Finding our way: Martin Israel 2


Set design (1887) for a revival of the opera Oberon by Weber

Growing up it was very hard for Martin Israel to assert himself out in the world; he was inept at games and physical tasks leaving him a target for bullying at school. ‘I attribute my failures to physical incompetence caused by the abuse I had suffered at the hands of my father’. Feeling contempt for the insensitive, Martin retreated to academic work seeing himself as a strange child loving silence and all creation. ‘Each object, each flower, the sky and the atmosphere were bathed in a supersensual radiance … God had made it, and it reflected, in its own humility, the divine imprint’. This mystical reality stayed with him and influenced his later spiritual writings.

At the age of sixteen, Martin had a powerful experience while listening to the overture to Weber’s opera ‘Oberon’: ‘The music became blurred … the bedroom was bathed in a light of iridescent radiance.’ Initially afraid, Martin submitted to the experience and he was filled with a sense of deep peace.

I was borne aloft by a power that surpassed my understanding … it was the full measure of love, for with it were all things, and in it life found consummation … I was in the realm of eternal life … the ever-living present.

He divined during this mystical experience spiritual truths, including the ascending spiral of life, death, and rebirth as the destiny of all living things, and as part of their progress towards completion. Each he saw as part of the whole and in union with all creation – there was no loss of identity although private experience was transcended, and he felt that he had really experienced the identity of a whole person. The vision ended when God told Martin to return to the world of form, and to put into practice the teaching that he had been given. This revelation of the love of God for all creatures, he said remained the most important event in his life, writing over thirty years later that the memory of it was crystal clear.

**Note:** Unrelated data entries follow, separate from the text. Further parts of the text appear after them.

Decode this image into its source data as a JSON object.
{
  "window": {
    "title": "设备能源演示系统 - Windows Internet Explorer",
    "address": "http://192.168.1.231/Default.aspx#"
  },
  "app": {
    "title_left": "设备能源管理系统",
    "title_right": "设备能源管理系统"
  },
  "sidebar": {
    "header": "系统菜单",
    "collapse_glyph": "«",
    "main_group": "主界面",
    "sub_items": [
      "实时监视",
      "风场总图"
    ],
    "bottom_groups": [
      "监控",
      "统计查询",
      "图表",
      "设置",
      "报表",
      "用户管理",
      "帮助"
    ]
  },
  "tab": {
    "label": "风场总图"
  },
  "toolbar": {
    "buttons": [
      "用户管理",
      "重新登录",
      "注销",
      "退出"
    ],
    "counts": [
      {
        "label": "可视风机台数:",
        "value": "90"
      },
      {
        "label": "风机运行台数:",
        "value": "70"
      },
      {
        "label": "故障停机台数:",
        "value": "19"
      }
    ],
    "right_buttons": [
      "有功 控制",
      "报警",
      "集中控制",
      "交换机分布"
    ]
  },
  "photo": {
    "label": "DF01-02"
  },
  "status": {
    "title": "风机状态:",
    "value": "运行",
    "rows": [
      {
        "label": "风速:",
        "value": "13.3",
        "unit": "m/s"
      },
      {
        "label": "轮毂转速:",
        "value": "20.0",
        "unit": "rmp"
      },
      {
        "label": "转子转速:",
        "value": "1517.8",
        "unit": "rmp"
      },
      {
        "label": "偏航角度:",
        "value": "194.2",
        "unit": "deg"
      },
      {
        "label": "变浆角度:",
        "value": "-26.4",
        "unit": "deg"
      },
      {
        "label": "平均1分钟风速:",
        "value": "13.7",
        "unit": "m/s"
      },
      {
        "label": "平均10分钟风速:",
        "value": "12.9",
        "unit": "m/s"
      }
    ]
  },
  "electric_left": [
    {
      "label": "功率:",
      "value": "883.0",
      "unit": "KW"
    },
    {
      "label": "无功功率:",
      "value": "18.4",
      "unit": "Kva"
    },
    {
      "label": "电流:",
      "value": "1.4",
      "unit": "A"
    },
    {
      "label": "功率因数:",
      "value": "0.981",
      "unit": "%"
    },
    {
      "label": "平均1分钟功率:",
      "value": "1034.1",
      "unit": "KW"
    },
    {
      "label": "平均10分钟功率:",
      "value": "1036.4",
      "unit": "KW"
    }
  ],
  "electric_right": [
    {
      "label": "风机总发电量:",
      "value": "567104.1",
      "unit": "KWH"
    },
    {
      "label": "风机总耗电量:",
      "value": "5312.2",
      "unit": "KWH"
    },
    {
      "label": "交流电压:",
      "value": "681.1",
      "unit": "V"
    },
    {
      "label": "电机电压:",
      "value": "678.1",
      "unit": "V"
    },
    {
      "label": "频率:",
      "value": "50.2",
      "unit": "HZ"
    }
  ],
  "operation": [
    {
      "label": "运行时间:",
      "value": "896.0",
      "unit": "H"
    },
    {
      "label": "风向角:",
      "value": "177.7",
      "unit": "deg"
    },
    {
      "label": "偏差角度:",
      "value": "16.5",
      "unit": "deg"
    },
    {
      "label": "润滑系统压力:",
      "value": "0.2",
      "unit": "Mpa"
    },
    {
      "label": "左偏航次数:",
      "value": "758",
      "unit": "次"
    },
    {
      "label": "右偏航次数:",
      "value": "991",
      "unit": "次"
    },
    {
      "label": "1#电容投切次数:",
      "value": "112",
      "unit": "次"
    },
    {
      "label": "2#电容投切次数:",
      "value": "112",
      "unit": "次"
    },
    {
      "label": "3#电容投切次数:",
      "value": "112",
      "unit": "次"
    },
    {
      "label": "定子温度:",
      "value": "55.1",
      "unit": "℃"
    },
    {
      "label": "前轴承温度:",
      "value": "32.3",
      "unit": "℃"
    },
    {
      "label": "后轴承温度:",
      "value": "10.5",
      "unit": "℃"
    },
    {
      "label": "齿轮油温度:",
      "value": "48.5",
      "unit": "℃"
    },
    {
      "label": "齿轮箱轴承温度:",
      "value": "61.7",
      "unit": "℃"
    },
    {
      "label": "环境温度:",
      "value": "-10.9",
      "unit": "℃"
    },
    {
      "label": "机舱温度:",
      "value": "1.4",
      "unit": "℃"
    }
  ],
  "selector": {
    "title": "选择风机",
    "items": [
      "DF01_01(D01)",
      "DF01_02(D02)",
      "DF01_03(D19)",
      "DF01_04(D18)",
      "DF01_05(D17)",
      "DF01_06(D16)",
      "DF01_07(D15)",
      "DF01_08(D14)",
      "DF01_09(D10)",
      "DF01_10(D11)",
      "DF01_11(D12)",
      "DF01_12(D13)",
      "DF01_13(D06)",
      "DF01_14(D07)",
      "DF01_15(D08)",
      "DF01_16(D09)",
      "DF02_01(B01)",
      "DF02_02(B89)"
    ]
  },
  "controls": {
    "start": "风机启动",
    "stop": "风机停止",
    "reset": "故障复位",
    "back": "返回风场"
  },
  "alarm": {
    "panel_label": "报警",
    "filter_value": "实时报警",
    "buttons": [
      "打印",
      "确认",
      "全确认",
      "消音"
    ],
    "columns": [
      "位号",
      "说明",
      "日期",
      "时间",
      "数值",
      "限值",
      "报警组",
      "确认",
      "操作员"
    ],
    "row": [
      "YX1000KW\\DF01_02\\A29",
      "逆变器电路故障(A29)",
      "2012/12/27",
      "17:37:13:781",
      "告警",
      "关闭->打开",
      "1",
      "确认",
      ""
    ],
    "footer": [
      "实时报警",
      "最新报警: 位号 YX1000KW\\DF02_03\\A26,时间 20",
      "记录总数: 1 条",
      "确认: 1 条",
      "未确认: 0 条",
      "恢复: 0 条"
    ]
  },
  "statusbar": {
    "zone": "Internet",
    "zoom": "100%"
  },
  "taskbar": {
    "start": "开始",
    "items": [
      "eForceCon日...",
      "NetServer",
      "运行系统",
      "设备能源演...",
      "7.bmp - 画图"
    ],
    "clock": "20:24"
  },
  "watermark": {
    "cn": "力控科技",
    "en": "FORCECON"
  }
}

He later studied medicine, but was plagued by terrible social inhibitions. Moving to England his psychological problems continued, but when having speech therapy for an inability to project his voice the therapist recognised Martin’s underlying deeper psychological disturbance, and encouraged by her he began to get in touch with his anger towards his parents, attending classes and reading about Freud and Jung and their theories on the unconscious and the inner world. His guide here was Mary Macauley:

I realised I was in the presence of a person I really knew, and could at last start being myself … I began to unburden myself of the knowledge that lay deep within me … for the first time in my life I had a real conversation about the profound issues of existence … and at last I began to move freely amongst people with whom I could converse with ease.

Martin saw that both the inner revelations and the outer suffering he had experienced could be ‘fertilised in service to those on the path of self-realisation … liberating others from the shackles of meaninglessness and fear.’ He developed two spiritual gifts: the first the ability to empty his mind in contemplative prayer, during which he could intuit other people’s needs and dispositions including at times the presence of evil. The second was an ability to give spontaneous inspirational addresses which further developed some years later into writing: ‘It was as if the Holy Spirit was speaking through me, and using the great store-house of wisdom and experience that my educated, sensitive mind had accumulated during the painful process of its growth.’ And he began a vocation of healing and ministry.